In this light, every poem is in itself a species of translation, a Rome that is no longer Rome. To cite once again from Du Bellay’s sonnet XII from Les Regrets, the “essence” of poetry—at least for the poet, for in itself it can neither be isolated nor described—is nothing more, though nothing less, than l’importun souci qui sans fin me tourmente.
Finally, as I’ve written elsewhere, “both the translation and the poem are paradigms and images of all human striving, married to desire yet destined to failure, to realize the slippery and ever-elusive promise of transcendence from the given to the possible impossible, to establish contact between indiscernibles, to work at the rapprochement not only between two poets, two readers, two languages and two epochs but ultimately between two aspects of the divided self, the self we negotiate daily in the market of the commonplace and the self we intuit existing in potentia on the other side of language.
That’s what we call Rome.
1 For Benjamin, poetry and translation are incommensurable projects. “The task of the translator,” he assures us, “may be regarded as distinct and clearly differentiated from the task of the poet,” since great poets may be poor translators. But the relation of competence between the poet as poet and the poet as translator is entirely contingent and may be explained by empirical factors, personal issues or other variables. Nor is Benjamin’s assumption substantiated by facts. To take only one example, T.S. Eliot was undeniably a major poet and, judging from his translation of the Anabasisof St.-John Perse, a first-rate translator as well.
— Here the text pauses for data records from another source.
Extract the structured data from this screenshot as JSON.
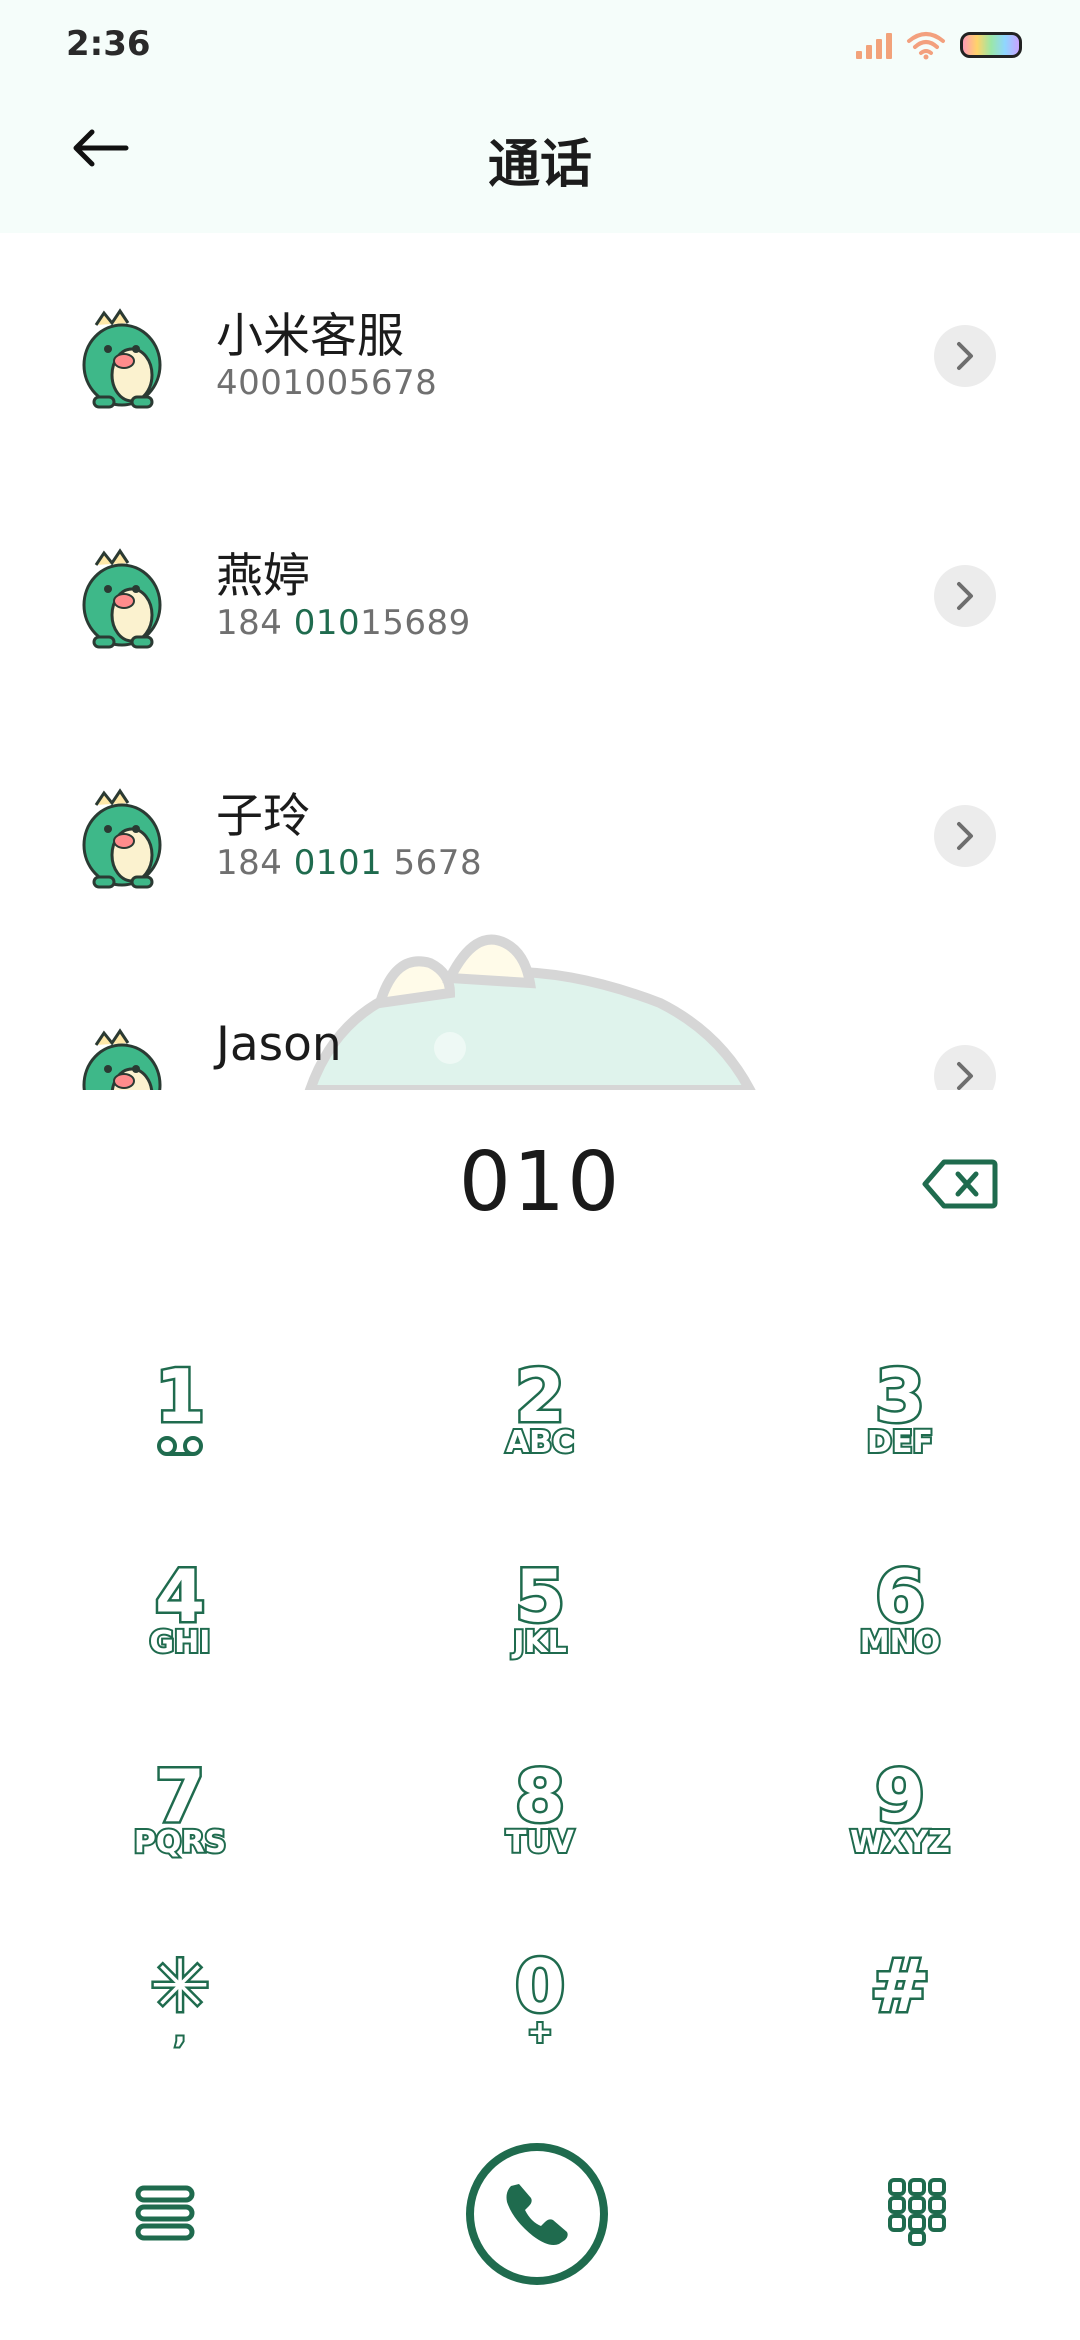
{
  "status": {
    "time": "2:36"
  },
  "header": {
    "title": "通话"
  },
  "contacts": [
    {
      "name": "小米客服",
      "number_pre": "",
      "number_hl": "",
      "number_post": "4001005678"
    },
    {
      "name": "燕婷",
      "number_pre": "184 ",
      "number_hl": "010",
      "number_post": "15689"
    },
    {
      "name": "子玲",
      "number_pre": "184 ",
      "number_hl": "0101",
      "number_post": " 5678"
    },
    {
      "name": "Jason",
      "number_pre": "",
      "number_hl": "",
      "number_post": ""
    }
  ],
  "dialer": {
    "input": "010",
    "keys": [
      {
        "digit": "1",
        "letters": ""
      },
      {
        "digit": "2",
        "letters": "ABC"
      },
      {
        "digit": "3",
        "letters": "DEF"
      },
      {
        "digit": "4",
        "letters": "GHI"
      },
      {
        "digit": "5",
        "letters": "JKL"
      },
      {
        "digit": "6",
        "letters": "MNO"
      },
      {
        "digit": "7",
        "letters": "PQRS"
      },
      {
        "digit": "8",
        "letters": "TUV"
      },
      {
        "digit": "9",
        "letters": "WXYZ"
      },
      {
        "digit": "✳",
        "letters": ","
      },
      {
        "digit": "0",
        "letters": "+"
      },
      {
        "digit": "#",
        "letters": ""
      }
    ]
  },
  "theme": {
    "accent": "#1f6b4e",
    "header_bg": "#f5fdfa"
  }
}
Benjamin himself praises Hölderlin for his translations of Sophocles—though, it must be admitted, he characteristically tempers his applause owing not to the work’s falling short in any way but to its very perfection: “the gates of language thus expanded and modified may slam shut and enclose the translator with silence.” What Benjamin giveth, Benjamin taketh away.
David Solway is a Canadian poet and essayist. His most recent volume of poetry, The Herb Garden (Guernica), appeared in spring 2018. His manifesto, Reflections on Music, Poetry & Politics, was released by Shomron Press in spring 2016. He has produced two CDs of original songs: Blood Guitar and Other Tales and Partial to Cain, on which he was accompanied by his pianist wife Janice Fiamengo. His latest book is Notes from a Derelict Culture (Black House).